The Hill Country Alliance’s outreach covers a lot of ground in a region encompassing 17 counties, 11.4 million acres and more than 3 million people. It’s an outreach that honors the special beauty of the Hill Country — a magical, mystical place, says HCA Executive Director Christy Muse.
But the Hill Country’s natural resources are under attack, Muse notes, threatened by prolific population growth and a lack of oversight for development outside city limits. Most alarmingly, the aquifer recharge zones and spring-fed streams and rivers that make up the region’s diverse water-supply system can accommodate only so many drinking straws before they run dry.
The fragmentation of rural land into smaller chunks for residential and commercial development puts more pressure on a water system repeatedly, and historically, stressed by drought. Something has to give. So Muse and a broad-based team of experts are asking residents, new and established alike, to give more than they take: to understand the limitations of the region’s water resources and to grasp the connection between the pumping of groundwater and the lowering of the underground water table.
In a recent conversation, Muse explained how she’s framing the main issues: “Everyone in the Hill Country ultimately wants prosperity and quality of life for future generations,” she says. “No one would argue about that.”
But Muse says concerns about water threaten that future in many ways. In conversations about water — the availability of water, the price of water, the quality of water — Muse is noting a glaring omission. “There’s very little attention being paid to the land, and everything that happens on the land has everything to do with the water,” she says. “The water’s the burning issue.”
To that end, Muse envisions a regional land-use plan that features large areas of protected land, such as heritage ranches, with a passenger rail transit system enhancing the vibrancy of tourist locales such as Fredericksburg and Kerrville.
“If you think outside the box,” Muse says, “there’s so much possible.”
Good land planning, Muse continues, necessitates innovative thinking that places less stress on the land, thereby protecting water resources. It involves developing away from sensitive river, or riparian, areas. It means developing in a low-impact manner that doesn’t require massive infrastructure, such as mazes of new roads and big pipelines. It involves creative strategies such as rainwater harvesting and the use of gray water (reusable wastewater) on lawns.
It means growing drought-resistant native plants — see my related story about native plant guru Bill Neiman and his family’s Native American Seed farm operation in the October 2015 issue of Texas Parks & Wildlife magazine.

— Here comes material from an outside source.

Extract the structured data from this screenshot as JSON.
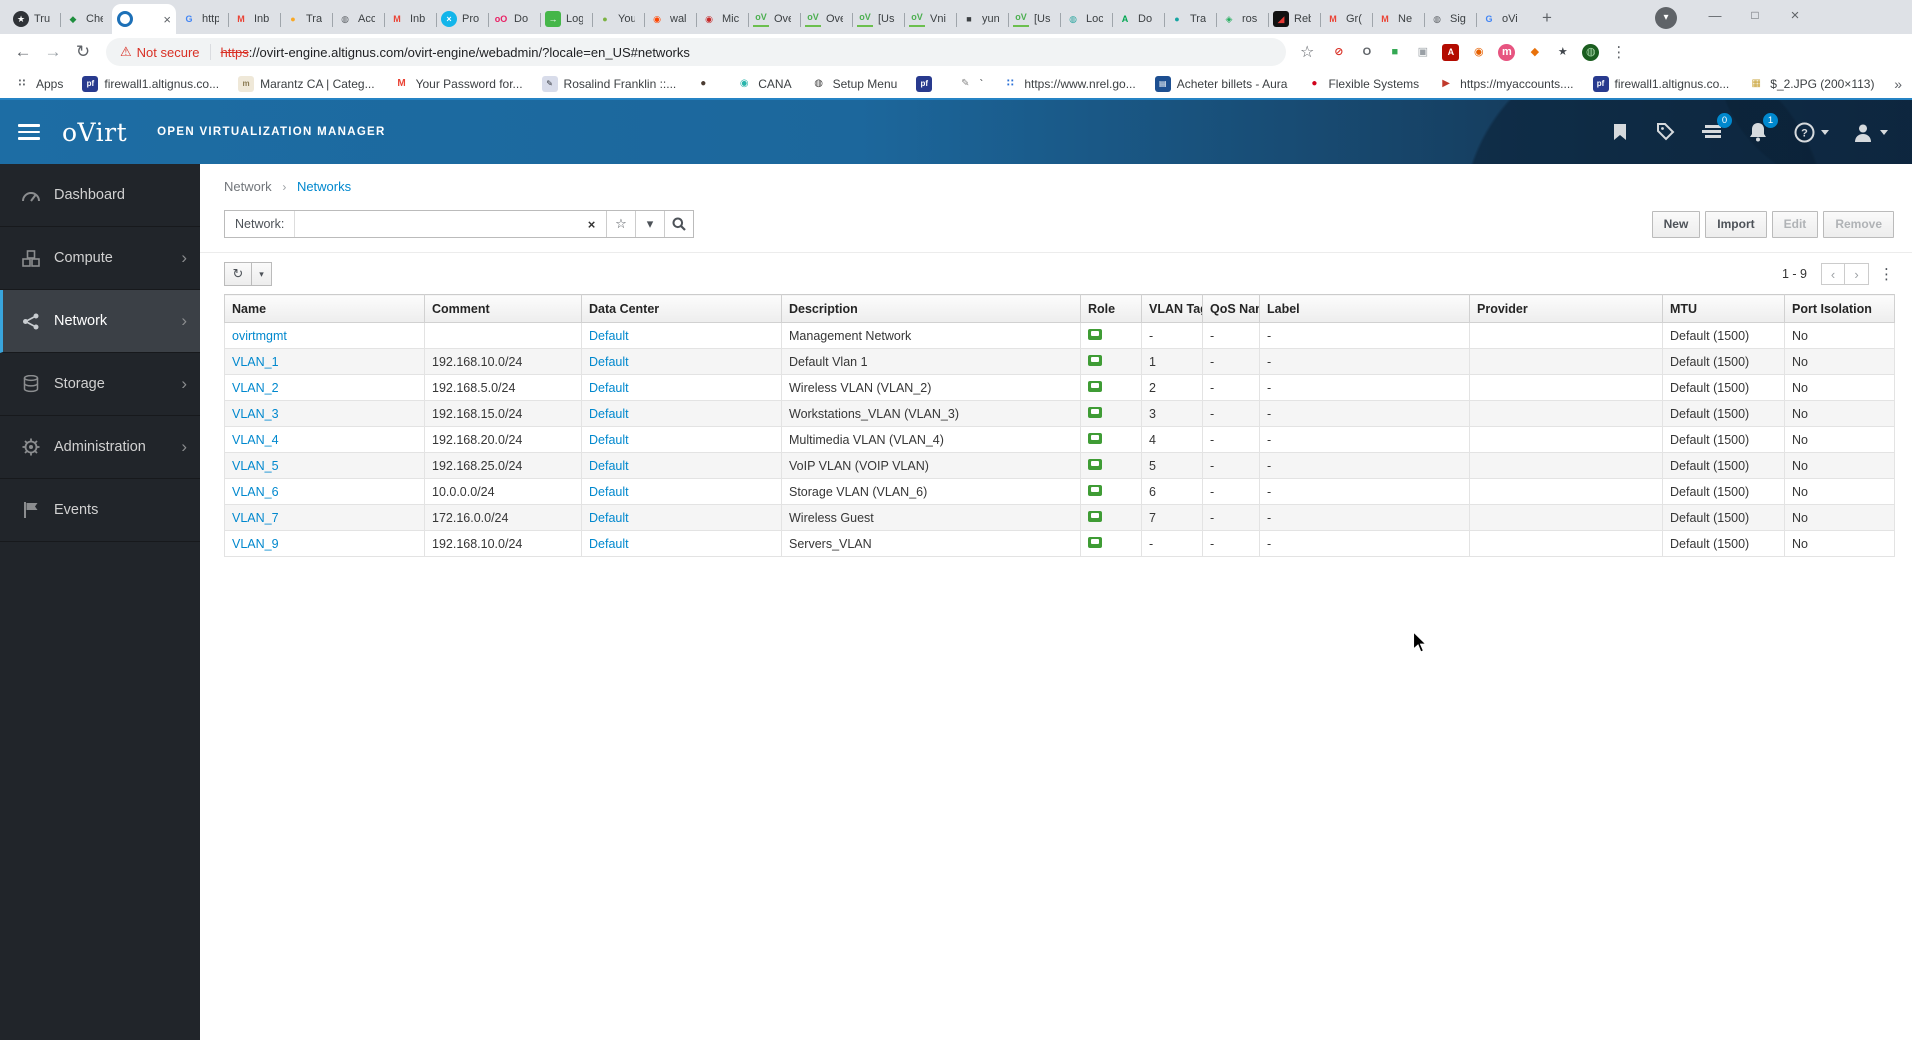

And I share a little more of Neiman’s vision in my blog post “A Native Plant Paradigm Shift” (https://thelightoftheroad.com/2015/09/23/a-native-plant-paradigm-shift/).
The ultimate idea, Muse says, is to take a holistic view of the entire Hill Country region and the links between the natural systems in place.
In terms of development, “What I really oppose is just letting whatever happen, happen, with an attitude of ‘Oh, well, there’s nothing we can do about that,’ ” says Muse, who grew up in Riverside, Illinois, a planned, walkable community of open green spaces designed by the legendary landscape architect Frederick Law Olmsted. “That’s unacceptable. There are things we can do. We have a responsibility.”